It is worth mentioning that the salt reserves in Slanic Prahova could provide salt for the entire population of Romania for 1,400 years (at the current level of population) or more than 700 years, if we take into account an increase in the population of 2% per year, while the total reserves from this area would cover the total salt consumption of the World population (at the current level) for 80 years from now.
Salty Project2D simulation model of salt deposits in the Slanic Prahova region, showing a good match between the calculated and observed gravity anomalies. Modelling and subsequent exploration has lead the successful location of new exploitable salt deposits. Source: Prospectiuni
Recent gravimetric surveys carried out by Prospectiuni SA have led to the identification of new salt deposits in the Slanic Prahova region which could be exploited in the future. The company carried out an evaluation project of the potential of the salt deposits, targeting the expansion of the existing salt exploitation area. When the investigation started, the Badenian salt resources, known and exploited historically, were considered exhausted. Additional aims of the project were to clarify the relationship between the new salt accumulations and the adjacent deposits, to delimit the sectors with economic potential, and to obtain a deeper knowledge and a more accurate analysis of the structural elements.
Through the gravimetric surveys carried out in this project, which comply with the highest standards of efficiency and accuracy, it was possible to map with precision the main salt accumulation of variable thickness and extent, highlighting at the same time four new areas with economic potential, where the level of the reserves could be estimated. In order to support accurate quantitative estimates, the Prospectiuni gravimetric crew developed a three-dimensional simulation model (consisting of 335 prisms of square section, with the side of 100m) starting from the gravity residual anomaly. The correlation between the simulation model and the field observations proved to be very good.

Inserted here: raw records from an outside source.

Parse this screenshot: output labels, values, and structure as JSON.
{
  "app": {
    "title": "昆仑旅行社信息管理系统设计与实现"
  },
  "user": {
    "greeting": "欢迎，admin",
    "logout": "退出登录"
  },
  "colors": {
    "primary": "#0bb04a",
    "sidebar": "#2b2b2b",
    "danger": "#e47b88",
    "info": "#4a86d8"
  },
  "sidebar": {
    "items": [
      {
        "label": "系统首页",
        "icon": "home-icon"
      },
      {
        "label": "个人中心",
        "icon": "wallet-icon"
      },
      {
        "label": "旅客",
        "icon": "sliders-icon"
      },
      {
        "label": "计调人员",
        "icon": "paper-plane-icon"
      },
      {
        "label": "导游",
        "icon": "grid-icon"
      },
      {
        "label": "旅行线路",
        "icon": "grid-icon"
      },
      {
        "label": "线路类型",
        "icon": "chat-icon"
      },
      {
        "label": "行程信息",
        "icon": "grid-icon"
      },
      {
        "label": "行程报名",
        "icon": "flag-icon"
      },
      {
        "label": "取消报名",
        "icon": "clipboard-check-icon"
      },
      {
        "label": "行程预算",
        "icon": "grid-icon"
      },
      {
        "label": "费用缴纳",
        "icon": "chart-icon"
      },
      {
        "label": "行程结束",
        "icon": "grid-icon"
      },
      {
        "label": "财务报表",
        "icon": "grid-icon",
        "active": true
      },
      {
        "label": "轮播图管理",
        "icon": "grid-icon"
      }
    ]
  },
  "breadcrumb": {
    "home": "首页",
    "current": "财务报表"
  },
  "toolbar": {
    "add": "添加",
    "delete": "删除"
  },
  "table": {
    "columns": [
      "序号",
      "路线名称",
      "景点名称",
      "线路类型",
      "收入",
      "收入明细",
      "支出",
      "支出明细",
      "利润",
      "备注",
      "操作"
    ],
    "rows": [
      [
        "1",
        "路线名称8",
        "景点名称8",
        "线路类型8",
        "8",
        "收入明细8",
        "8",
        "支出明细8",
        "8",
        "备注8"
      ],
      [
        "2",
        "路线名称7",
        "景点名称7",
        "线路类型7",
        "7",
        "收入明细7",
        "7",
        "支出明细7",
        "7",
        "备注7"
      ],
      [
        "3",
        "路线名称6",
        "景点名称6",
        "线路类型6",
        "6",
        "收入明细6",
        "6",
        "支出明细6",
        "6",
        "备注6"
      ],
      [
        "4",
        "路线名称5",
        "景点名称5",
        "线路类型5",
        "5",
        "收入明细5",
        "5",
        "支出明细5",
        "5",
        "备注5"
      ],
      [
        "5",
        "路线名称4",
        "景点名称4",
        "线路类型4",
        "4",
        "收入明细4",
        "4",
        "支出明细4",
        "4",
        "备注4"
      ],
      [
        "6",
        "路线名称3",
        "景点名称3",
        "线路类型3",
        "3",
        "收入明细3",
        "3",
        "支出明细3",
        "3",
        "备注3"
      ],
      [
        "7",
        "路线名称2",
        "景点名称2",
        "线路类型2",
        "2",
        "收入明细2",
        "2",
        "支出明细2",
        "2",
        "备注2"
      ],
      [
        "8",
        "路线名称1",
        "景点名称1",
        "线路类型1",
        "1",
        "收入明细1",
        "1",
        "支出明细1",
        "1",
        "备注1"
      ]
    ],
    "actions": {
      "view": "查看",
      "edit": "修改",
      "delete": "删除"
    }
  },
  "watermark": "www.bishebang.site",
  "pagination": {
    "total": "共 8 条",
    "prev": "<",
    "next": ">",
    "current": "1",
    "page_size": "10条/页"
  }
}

The data obtained contributed to future investigations made by drilling, which accurately confirmed the advanced model and led to the promotion of new exploitable salt reserves.